What to work on → For each line below that contains the string "settings", copy that line.

== == ==

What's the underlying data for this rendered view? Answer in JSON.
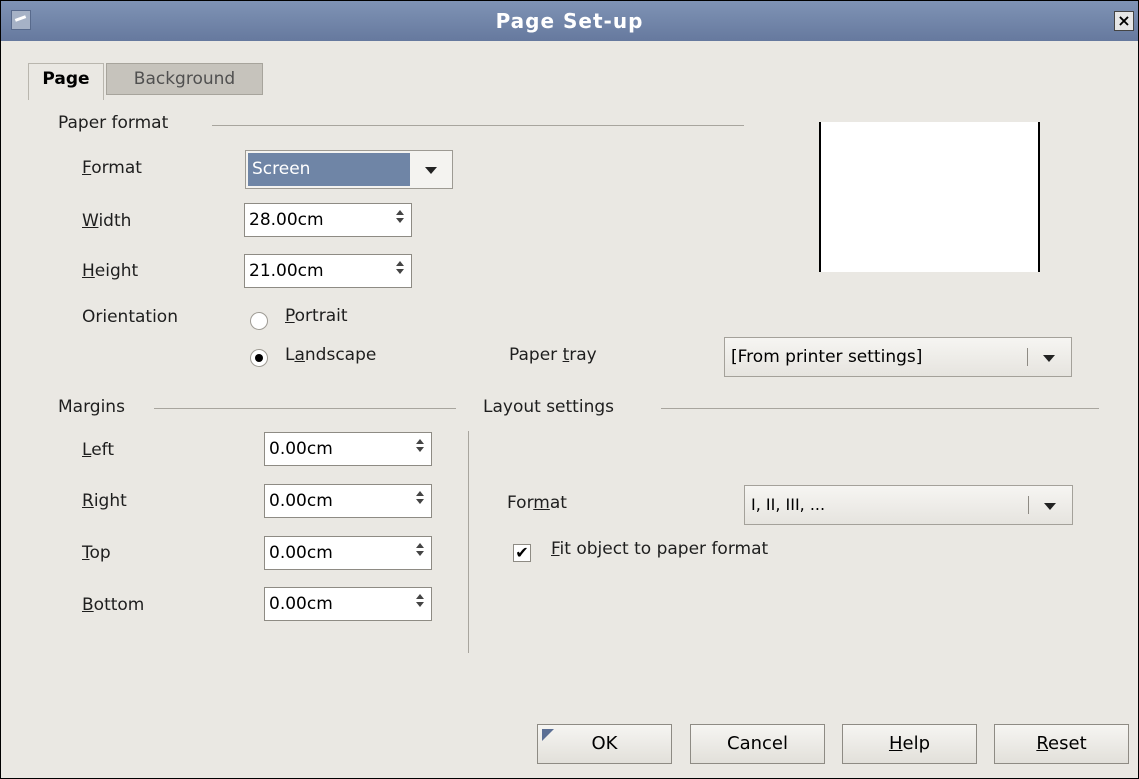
{
  "window": {
    "title": "Page Set-up"
  },
  "tabs": [
    {
      "label": "Page"
    },
    {
      "label": "Background"
    }
  ],
  "paper_format": {
    "section_label": "Paper format",
    "format_label": "Format",
    "format_value": "Screen",
    "width_label": "Width",
    "width_value": "28.00cm",
    "height_label": "Height",
    "height_value": "21.00cm",
    "orientation_label": "Orientation",
    "portrait_label": "Portrait",
    "landscape_label": "Landscape",
    "orientation_selected": "Landscape",
    "paper_tray_label": "Paper tray",
    "paper_tray_value": "[From printer settings]"
  },
  "margins": {
    "section_label": "Margins",
    "left_label": "Left",
    "left_value": "0.00cm",
    "right_label": "Right",
    "right_value": "0.00cm",
    "top_label": "Top",
    "top_value": "0.00cm",
    "bottom_label": "Bottom",
    "bottom_value": "0.00cm"
  },
  "layout": {
    "section_label": "Layout settings",
    "format_label": "Format",
    "format_value": "I, II, III, ...",
    "fit_label": "Fit object to paper format",
    "fit_checked": true
  },
  "buttons": {
    "ok": "OK",
    "cancel": "Cancel",
    "help": "Help",
    "reset": "Reset"
  },
  "colors": {
    "titlebar": "#7183a6",
    "dialog_bg": "#eae8e3",
    "selection": "#6f85a6"
  }
}
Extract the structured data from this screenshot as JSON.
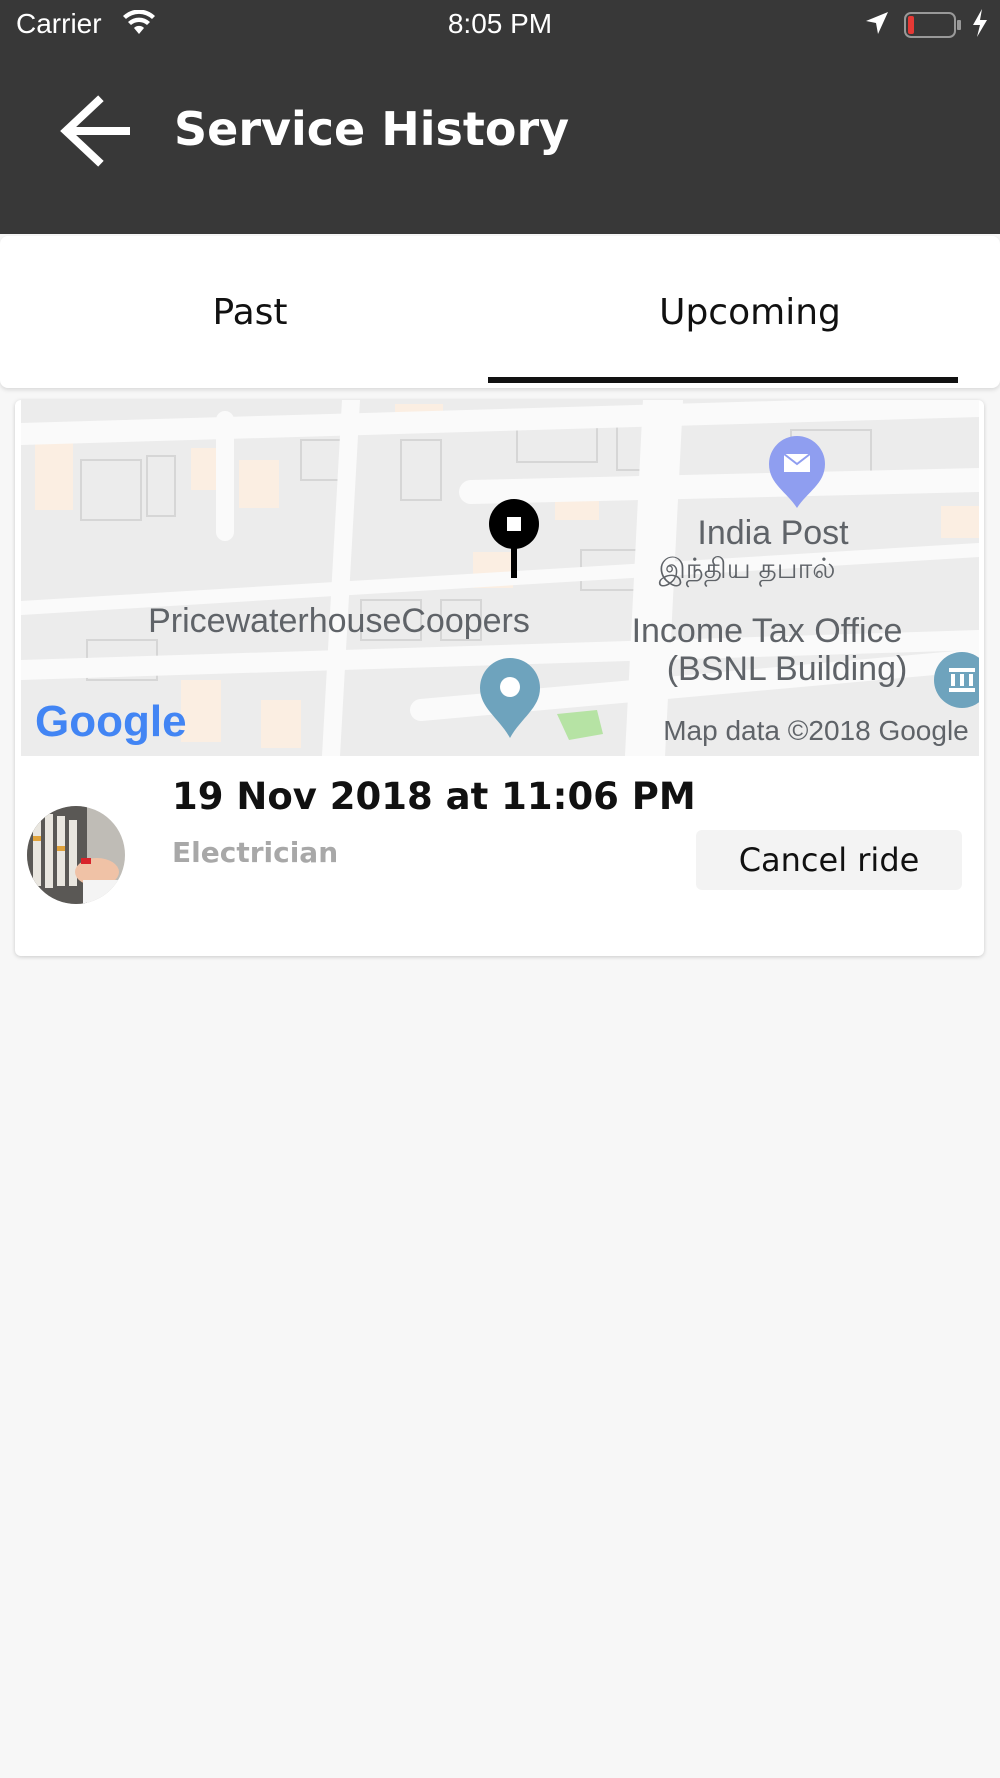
{
  "status_bar": {
    "carrier": "Carrier",
    "time": "8:05 PM",
    "icons": [
      "wifi-icon",
      "location-arrow-icon",
      "battery-icon",
      "charging-icon"
    ],
    "battery_level": 0.1,
    "battery_color": "#e53935"
  },
  "header": {
    "title": "Service History",
    "back_icon": "back-arrow-icon",
    "background": "#383838"
  },
  "tabs": {
    "items": [
      {
        "label": "Past",
        "selected": false
      },
      {
        "label": "Upcoming",
        "selected": true
      }
    ]
  },
  "ride": {
    "map": {
      "labels": {
        "india_post": "India Post",
        "india_post_tamil": "இந்திய தபால்",
        "pwc": "PricewaterhouseCoopers",
        "income_tax_1": "Income Tax Office",
        "income_tax_2": "(BSNL Building)",
        "google_logo": "Google",
        "attribution": "Map data ©2018 Google"
      },
      "icons": [
        "location-pin-icon",
        "mail-pin-icon",
        "place-pin-icon",
        "bank-pin-icon"
      ]
    },
    "date": "19 Nov 2018 at 11:06 PM",
    "service": "Electrician",
    "avatar_icon": "electrician-avatar",
    "cancel_label": "Cancel ride"
  }
}
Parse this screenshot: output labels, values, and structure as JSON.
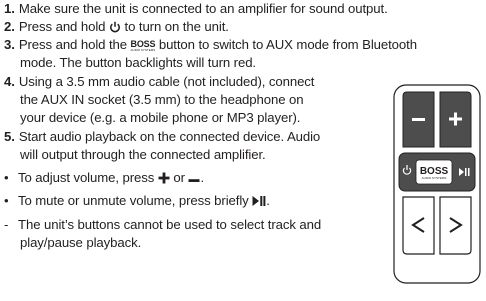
{
  "steps": [
    {
      "num": "1.",
      "text": "Make sure the unit is connected to an amplifier for sound output."
    },
    {
      "num": "2.",
      "text_before": "Press and hold ",
      "text_after": " to turn on the unit."
    },
    {
      "num": "3.",
      "text_before": "Press and hold the ",
      "text_after": " button to switch to AUX mode from Bluetooth",
      "text_cont": "mode. The button backlights will turn red."
    },
    {
      "num": "4.",
      "lines": [
        "Using a 3.5 mm audio cable (not included), connect",
        "the AUX IN socket (3.5 mm) to the headphone on",
        "your device (e.g. a mobile phone or MP3 player)."
      ]
    },
    {
      "num": "5.",
      "lines": [
        "Start audio playback on the connected device. Audio",
        "will output through the connected amplifier."
      ]
    }
  ],
  "bullets": [
    {
      "marker": "•",
      "text_before": "To adjust volume, press ",
      "text_mid": " or ",
      "text_after": "."
    },
    {
      "marker": "•",
      "text_before": "To mute or unmute volume, press briefly ",
      "text_after": "."
    }
  ],
  "note": {
    "marker": "-",
    "lines": [
      "The unit’s buttons cannot be used to select track and",
      "play/pause playback."
    ]
  },
  "logo": {
    "brand": "BOSS",
    "sub": "AUDIO SYSTEMS"
  },
  "remote": {
    "color_body": "#ffffff",
    "color_button_dark": "#4d4d4d",
    "color_button_light": "#ffffff",
    "color_outline": "#231f20"
  }
}
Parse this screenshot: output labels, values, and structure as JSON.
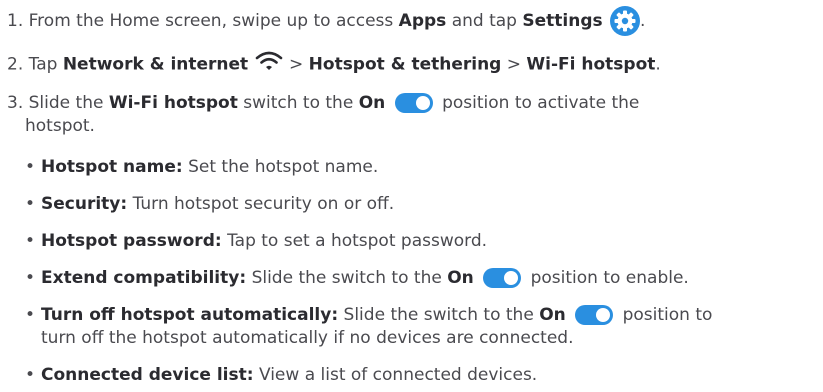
{
  "steps": [
    {
      "number": "1.",
      "pre": "From the Home screen, swipe up to access",
      "apps": "Apps",
      "mid": "and tap",
      "settings": "Settings",
      "end": "."
    },
    {
      "number": "2.",
      "pre": "Tap",
      "network": "Network & internet",
      "sep1": ">",
      "hotspot_tethering": "Hotspot & tethering",
      "sep2": ">",
      "wifi_hotspot": "Wi-Fi hotspot",
      "end": "."
    },
    {
      "number": "3.",
      "pre": "Slide the",
      "wifi_hotspot": "Wi-Fi hotspot",
      "mid": "switch to the",
      "on": "On",
      "post": "position to activate the",
      "line2": "hotspot."
    }
  ],
  "bullets": [
    {
      "term": "Hotspot name:",
      "desc": "Set the hotspot name."
    },
    {
      "term": "Security:",
      "desc": "Turn hotspot security on or off."
    },
    {
      "term": "Hotspot password:",
      "desc": "Tap to set a hotspot password."
    },
    {
      "term": "Extend compatibility:",
      "desc_pre": "Slide the switch to the",
      "on": "On",
      "desc_post": "position to enable."
    },
    {
      "term": "Turn off hotspot automatically:",
      "desc_pre": "Slide the switch to the",
      "on": "On",
      "desc_post": "position to",
      "line2": "turn off the hotspot automatically if no devices are connected."
    },
    {
      "term": "Connected device list:",
      "desc": "View a list of connected devices."
    }
  ],
  "bullet_char": "•",
  "colors": {
    "accent": "#2a8fe0",
    "text": "#4a4a4f",
    "bold_text": "#2b2b30"
  },
  "icons": {
    "settings": "gear-icon",
    "network": "wifi-icon",
    "switch": "toggle-on-icon"
  }
}
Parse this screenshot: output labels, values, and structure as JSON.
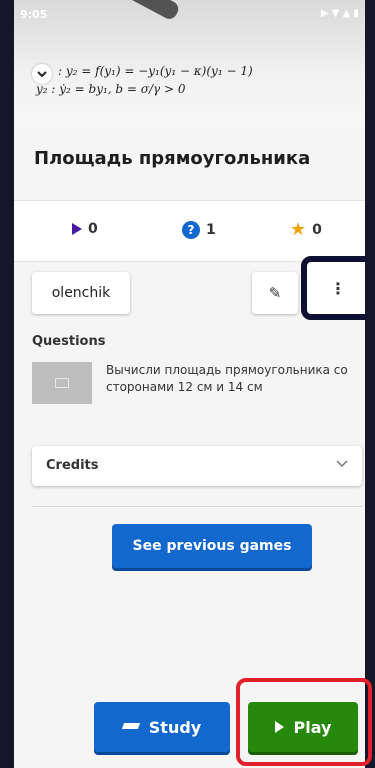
{
  "status": {
    "time": "9:05",
    "icons": "▶ ▼ ▲ ▮"
  },
  "header": {
    "formula_line1": ": y₂ = f(y₁) = −y₁(y₁ − κ)(y₁ − 1)",
    "formula_line2": "y₂ : ẏ₂ = by₁, b = σ/γ > 0"
  },
  "title": "Площадь прямоугольника",
  "stats": {
    "plays": "0",
    "questions": "1",
    "favorites": "0"
  },
  "author": {
    "name": "olenchik"
  },
  "questions": {
    "heading": "Questions",
    "items": [
      {
        "text": "Вычисли площадь прямоугольника со сторонами 12 см и 14 см"
      }
    ]
  },
  "credits": {
    "label": "Credits"
  },
  "buttons": {
    "previous_games": "See previous games",
    "study": "Study",
    "play": "Play"
  },
  "colors": {
    "primary": "#1368ce",
    "play": "#26890c",
    "highlight_red": "#e0202b",
    "highlight_navy": "#0d0f33"
  }
}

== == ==

Task result →
    "paper_tray_value": "[From printer settings]"
    "section_label": "Layout settings",
      "settings": "Settings",
    "settings": "gear-icon",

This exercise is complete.